|WO2012165958A1 *||May 31, 2012||Dec 6, 2012||Baza Shopservice B.V.||Plant growing kit for postal distribution|
|U.S. Classification||206/778, 229/75|
|International Classification||B65D85/52, B65D27/04|
|Cooperative Classification||B65D85/52, B65D27/04|
|Dec 17, 1997||AS||Assignment|
Owner name: LIVINGSTON SEED, INC., OHIO
Free format text: ASSIGNMENT OF ASSIGNORS INTEREST;ASSIGNOR:JOHNSTON, ROBERT H.;REEL/FRAME:008940/0990
Effective date: 19971210
|Sep 25, 2007||FPAY||Fee payment|
Year of fee payment: 4
|Sep 20, 2011||FPAY||Fee payment|
Year of fee payment: 8
|Sep 10, 2014||AS||Assignment|
Owner name: LIVINGSTON SEED COMPANY, MASSACHUSETTS
Free format text: CHANGE OF NAME;ASSIGNOR:LIVINGSTON ACQUISITION CORP.;REEL/FRAME:033709/0468
Effective date: 20140703
Owner name: LIVINGSTON ACQUISITION CORP., MASSACHUSETTS
Free format text: ASSIGNMENT OF ASSIGNORS INTEREST;ASSIGNOR:LIVINGSTON SEED, INC.;REEL/FRAME:033707/0519
Effective date: 20140630
|Dec 23, 2014||AS||Assignment|

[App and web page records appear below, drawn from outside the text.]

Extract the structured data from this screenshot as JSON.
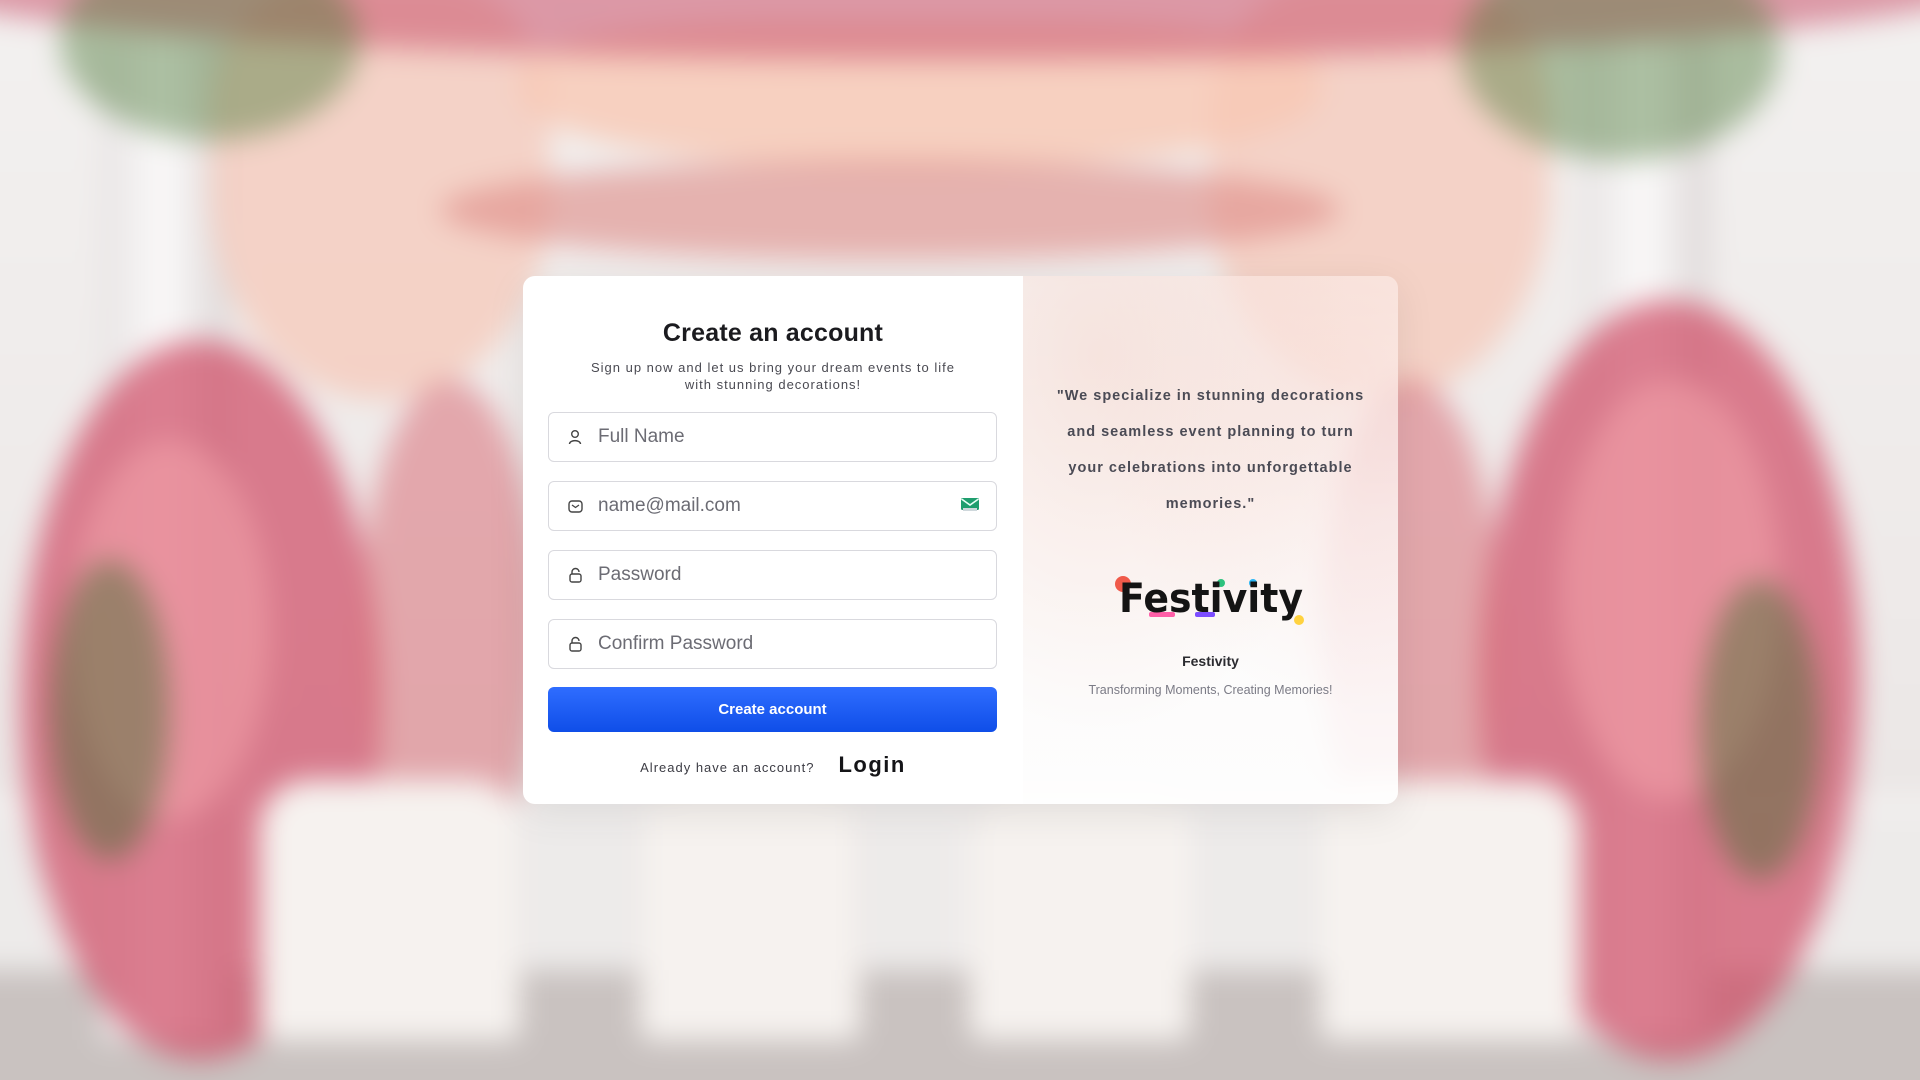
{
  "form": {
    "title": "Create an account",
    "subtitle": "Sign up now and let us bring your dream events to life with stunning decorations!",
    "fields": [
      {
        "icon": "user-icon",
        "placeholder": "Full Name",
        "value": ""
      },
      {
        "icon": "mail-icon",
        "placeholder": "name@mail.com",
        "value": ""
      },
      {
        "icon": "lock-icon",
        "placeholder": "Password",
        "value": ""
      },
      {
        "icon": "lock-icon",
        "placeholder": "Confirm Password",
        "value": ""
      }
    ],
    "submit_label": "Create account",
    "login_prompt": "Already have an account?",
    "login_label": "Login"
  },
  "info": {
    "quote": "\"We specialize in stunning decorations and seamless event planning to turn your celebrations into unforgettable memories.\"",
    "logo_text": "Festivity",
    "brand_name": "Festivity",
    "tagline": "Transforming Moments, Creating Memories!"
  },
  "colors": {
    "accent": "#1a5cf5",
    "card_bg": "#ffffff",
    "border": "#d9d9de"
  }
}
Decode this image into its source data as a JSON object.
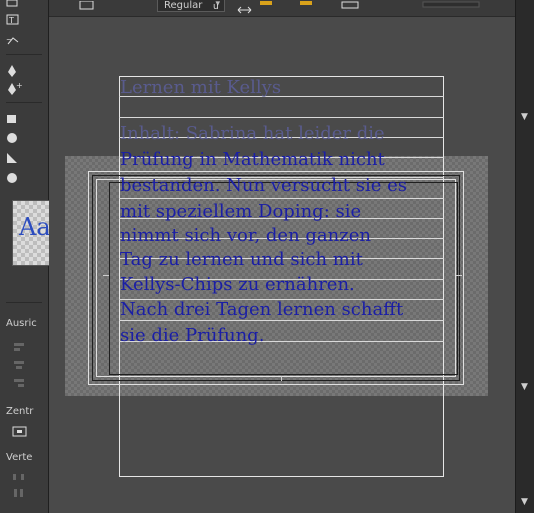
{
  "toolbar": {
    "font_style": "Regular"
  },
  "panel": {
    "preview_text": "Aa",
    "labels": {
      "ausrichten": "Ausric",
      "zentrieren": "Zentr",
      "verteilen": "Verte"
    }
  },
  "text": {
    "title": "Lernen mit Kellys",
    "lines": [
      "Inhalt: Sabrina hat leider die",
      "Prüfung in Mathematik nicht",
      "bestanden. Nun versucht sie es",
      "mit speziellem Doping: sie",
      "nimmt sich vor, den ganzen",
      "Tag zu lernen und sich mit",
      "Kellys-Chips zu ernähren.",
      "Nach drei Tagen lernen schafft",
      "sie die Prüfung."
    ]
  },
  "colors": {
    "text": "#1a1ea6",
    "workarea": "#4a4a4a",
    "panel": "#3b3b3b"
  }
}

Owner name: ARES CAPITAL CORPORATION, AS ADMINISTRATIVE AGENT
Free format text: SECOND LIEN PATENT SECURITY AGREEMENT;ASSIGNOR:LIVINGSTON SEED COMPANY;REEL/FRAME:034698/0111
Effective date: 20141223
Owner name: ARES CAPITAL CORPORATION, AS ADMINISTRATIVE AGENT
Free format text: FIRST LIEN PATENT SECURITY AGREEMENT;ASSIGNOR:LIVINGSTON SEED COMPANY;REEL/FRAME:034700/0048
Effective date: 20141223
|Feb 3, 2015||AS||Assignment|
Owner name: BANK OF MONTREAL, AS ADMINISTRATIVE AGENT AND COLL
Free format text: NOTICE OF CHANGE OF ADMINISTRATIVE AGENT AND COLLATERAL AGENT - ASSIGNMENT FOR SECURITY;ASSIGNOR:ARES CAPITAL CORPORATION, AS ADMINISTRATIVE AGENT AND COLLATERAL AGENT;REEL/FRAME:034880/0734
Effective date: 20150130
|Jan 22, 2016||FPAY||Fee payment|
Year of fee payment: 12
|Jan 22, 2016||SULP||Surcharge for late payment|
Year of fee payment: 11